Nothing in the data may be omitted; output it all verbatim.
══════════════════════════════
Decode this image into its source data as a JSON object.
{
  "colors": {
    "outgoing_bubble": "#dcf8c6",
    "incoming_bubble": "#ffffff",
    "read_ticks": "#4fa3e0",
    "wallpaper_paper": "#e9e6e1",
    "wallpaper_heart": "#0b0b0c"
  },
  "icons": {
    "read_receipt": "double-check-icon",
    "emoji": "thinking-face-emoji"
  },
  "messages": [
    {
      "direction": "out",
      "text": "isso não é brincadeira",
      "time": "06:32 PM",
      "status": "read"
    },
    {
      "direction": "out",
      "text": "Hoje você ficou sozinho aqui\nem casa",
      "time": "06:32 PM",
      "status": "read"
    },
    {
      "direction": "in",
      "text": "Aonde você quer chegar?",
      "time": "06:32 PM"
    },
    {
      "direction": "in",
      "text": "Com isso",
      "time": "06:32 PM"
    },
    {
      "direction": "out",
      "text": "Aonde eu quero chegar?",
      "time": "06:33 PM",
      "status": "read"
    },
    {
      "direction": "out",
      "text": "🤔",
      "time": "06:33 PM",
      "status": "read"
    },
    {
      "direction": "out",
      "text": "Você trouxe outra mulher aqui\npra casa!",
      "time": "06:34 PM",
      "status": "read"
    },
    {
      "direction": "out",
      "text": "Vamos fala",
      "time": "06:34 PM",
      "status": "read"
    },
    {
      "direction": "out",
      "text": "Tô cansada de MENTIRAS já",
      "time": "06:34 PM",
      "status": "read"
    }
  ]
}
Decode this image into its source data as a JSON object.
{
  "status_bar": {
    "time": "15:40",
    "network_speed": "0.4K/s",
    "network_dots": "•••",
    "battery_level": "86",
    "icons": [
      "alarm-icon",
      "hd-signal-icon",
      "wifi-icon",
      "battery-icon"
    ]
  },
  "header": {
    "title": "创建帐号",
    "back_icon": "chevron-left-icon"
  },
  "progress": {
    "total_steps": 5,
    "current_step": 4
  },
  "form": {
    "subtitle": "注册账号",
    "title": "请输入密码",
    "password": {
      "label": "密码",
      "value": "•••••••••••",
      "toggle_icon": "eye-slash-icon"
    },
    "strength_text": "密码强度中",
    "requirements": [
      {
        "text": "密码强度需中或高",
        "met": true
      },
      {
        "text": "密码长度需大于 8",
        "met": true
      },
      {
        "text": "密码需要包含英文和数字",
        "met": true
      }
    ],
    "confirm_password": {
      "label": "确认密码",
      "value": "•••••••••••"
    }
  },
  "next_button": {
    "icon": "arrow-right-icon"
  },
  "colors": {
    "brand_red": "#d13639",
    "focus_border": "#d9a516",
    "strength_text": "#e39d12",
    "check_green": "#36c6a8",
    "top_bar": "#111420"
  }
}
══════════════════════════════
### ANSWER TO THE PROBLEM
Decode this image into its source data as a JSON object.
{
  "colors": {
    "outgoing_bubble": "#dcf8c6",
    "incoming_bubble": "#ffffff",
    "read_ticks": "#4fa3e0",
    "wallpaper_paper": "#e9e6e1",
    "wallpaper_heart": "#0b0b0c"
  },
  "icons": {
    "read_receipt": "double-check-icon",
    "emoji": "thinking-face-emoji"
  },
  "messages": [
    {
      "direction": "out",
      "text": "isso não é brincadeira",
      "time": "06:32 PM",
      "status": "read"
    },
    {
      "direction": "out",
      "text": "Hoje você ficou sozinho aqui\nem casa",
      "time": "06:32 PM",
      "status": "read"
    },
    {
      "direction": "in",
      "text": "Aonde você quer chegar?",
      "time": "06:32 PM"
    },
    {
      "direction": "in",
      "text": "Com isso",
      "time": "06:32 PM"
    },
    {
      "direction": "out",
      "text": "Aonde eu quero chegar?",
      "time": "06:33 PM",
      "status": "read"
    },
    {
      "direction": "out",
      "text": "🤔",
      "time": "06:33 PM",
      "status": "read"
    },
    {
      "direction": "out",
      "text": "Você trouxe outra mulher aqui\npra casa!",
      "time": "06:34 PM",
      "status": "read"
    },
    {
      "direction": "out",
      "text": "Vamos fala",
      "time": "06:34 PM",
      "status": "read"
    },
    {
      "direction": "out",
      "text": "Tô cansada de MENTIRAS já",
      "time": "06:34 PM",
      "status": "read"
    }
  ]
}
Decode this image into its source data as a JSON object.
{
  "status_bar": {
    "time": "15:40",
    "network_speed": "0.4K/s",
    "network_dots": "•••",
    "battery_level": "86",
    "icons": [
      "alarm-icon",
      "hd-signal-icon",
      "wifi-icon",
      "battery-icon"
    ]
  },
  "header": {
    "title": "创建帐号",
    "back_icon": "chevron-left-icon"
  },
  "progress": {
    "total_steps": 5,
    "current_step": 4
  },
  "form": {
    "subtitle": "注册账号",
    "title": "请输入密码",
    "password": {
      "label": "密码",
      "value": "•••••••••••",
      "toggle_icon": "eye-slash-icon"
    },
    "strength_text": "密码强度中",
    "requirements": [
      {
        "text": "密码强度需中或高",
        "met": true
      },
      {
        "text": "密码长度需大于 8",
        "met": true
      },
      {
        "text": "密码需要包含英文和数字",
        "met": true
      }
    ],
    "confirm_password": {
      "label": "确认密码",
      "value": "•••••••••••"
    }
  },
  "next_button": {
    "icon": "arrow-right-icon"
  },
  "colors": {
    "brand_red": "#d13639",
    "focus_border": "#d9a516",
    "strength_text": "#e39d12",
    "check_green": "#36c6a8",
    "top_bar": "#111420"
  }
}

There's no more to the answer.